      I know it is not really totally the advertising people’s fault.

      • At 2009.12.17 10:13, KJ said:

        It’s because the others don’t bring in as much short term revenue. Plus in a GOOD marketing campaign when they study demographics they shouldn’t look at age but rather where in the life cycle people are (teenager, adult, career oriented etc). A bad combination of foresight and stereotyping (Arab women sit at home watch Oprah and cook) is what leads to the above

        • At 2009.12.22 10:15, jessyz said:

          And also watch Turkish soaps :-)

          • At 2009.12.17 11:26, Master of Ceremony said:

            I’m extremely offended.

            How come they still use old stereotypes in such ads? But again, having a look around you, you’ll find that many women help boost, spread and further establish such stereotypes.

            • At 2009.12.22 10:16, jessyz said:

              I guess some women do help reinforce such stereotypes, but the women who don’t are usually disregarded.

              • At 2009.12.17 12:07, Shimaa Gamal said:

                Maybe they don’t address the professional women because they already know what to do online.
                But there is a really provoking ad on the tv. Mobily I guess the Saudi mobile provider advertising its blackberry package and there is that young girl thinking the package is good because she will tosalaf tool el yoom ma3 folana fi USA and folana in china.
                I really hate this ad.

                • At 2009.12.22 10:18, jessyz said:

                  hehehehe I always find tesolaf very funny. It is a shame, women make up at least 50% of the population, it is an untapped market if you look at it from the business perspective.

                  • At 2009.12.17 14:51, Amira AK said:

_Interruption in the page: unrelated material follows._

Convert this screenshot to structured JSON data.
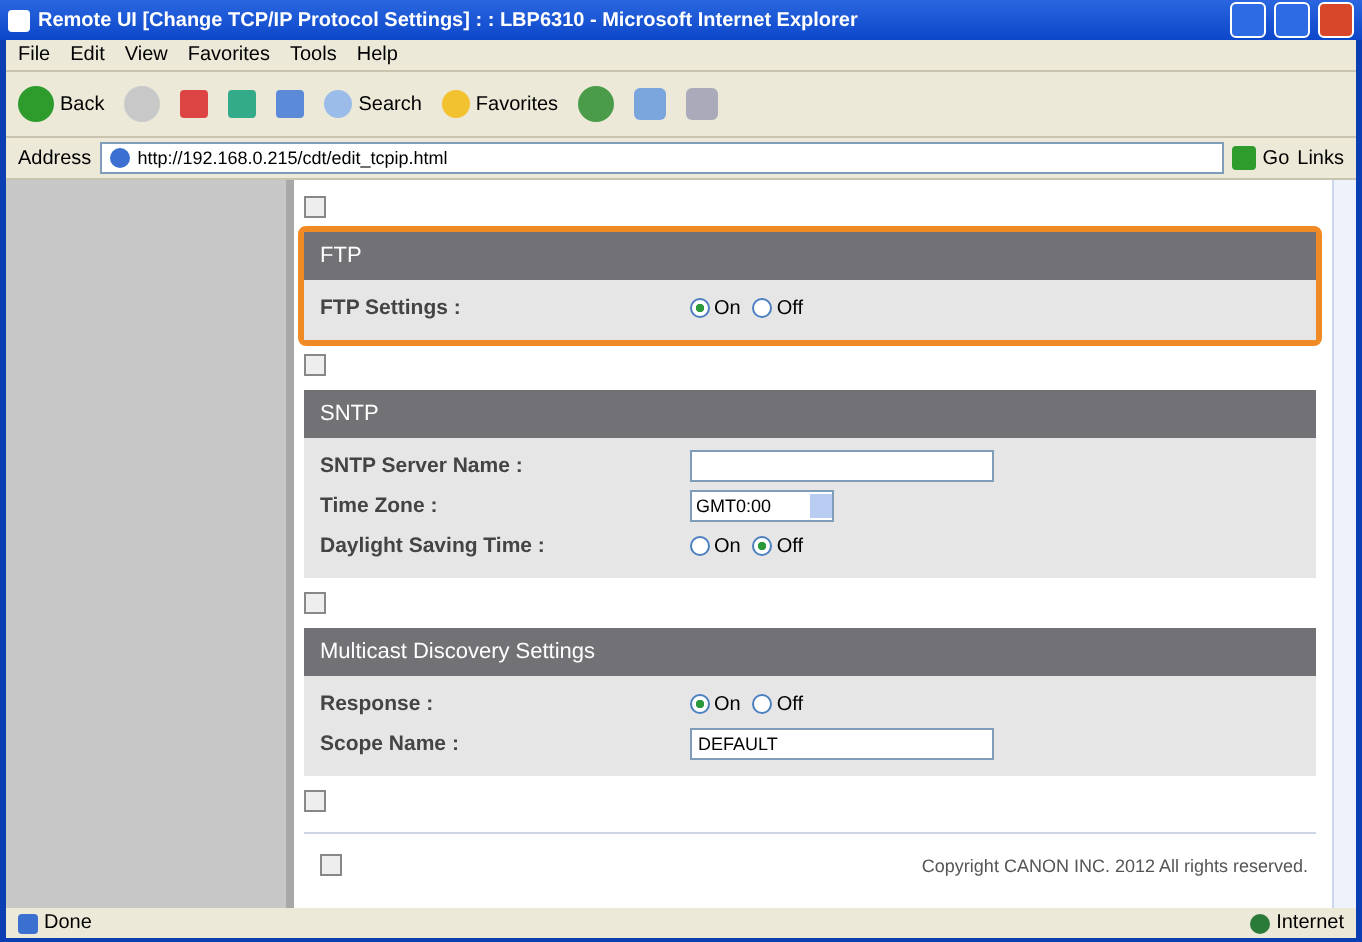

                    3aaa! the ad i totally abhore is the one of a girl who goes to a job interview (to become a model or singer or something) and they reject her but once she starts using the lotion thingy that makes her face skin fairer (was it the “fair and lovely” product?) she goes back and instantly gets the job!!! eih el araf dah!

                    • At 2009.12.22 10:20, jessyz said:

                      Fair and Lovely as a product just makes me angry. These products and ads are so damaging to young girls’ self esteem and just create negative body image associations.

                      • At 2009.12.17 15:08, Rula A. said:

                        I live in Amman – Jordan and people at university used to treat me as a Barbie doll ’cause I am blonde!! They never saw me as a talented lady or a remarkable student.. That really did upset me as for no one took me seriously back then.. Now things are fine -7amdulilah-.. Maybe it is because the type of people that I used to deal with has changed..

                        • At 2009.12.22 10:20, jessyz said:

                          That must have sucked too. It usually is related to the people you are dealing with and their set of prejudices.

                          • At 2009.12.17 18:38, gjoez said:

                            Mesh 3arfa leeh madye2neesh el e3lan. It all depends on supply and demand.

                            • At 2009.12.22 10:21, jessyz said:

                              :-). I find this kind of advertising negative.

                              • At 2010.01.11 03:49, Self Esteem said:

                                Thank you so much, there aren’t enough posts on this… or at least i cant find them. I am turning into such a blog nut, I just cant get enough and this is such an important topic… i’ll be sure to write something about your site

                                • At 2010.01.13 12:54, Self Esteem said:

                                  Thank you so much, there aren’t enough posts on this… keep up the good work

                                  • At 2010.03.17 22:31, Mauricio Kozar said:

                                    Too good dude! I enjoyed!!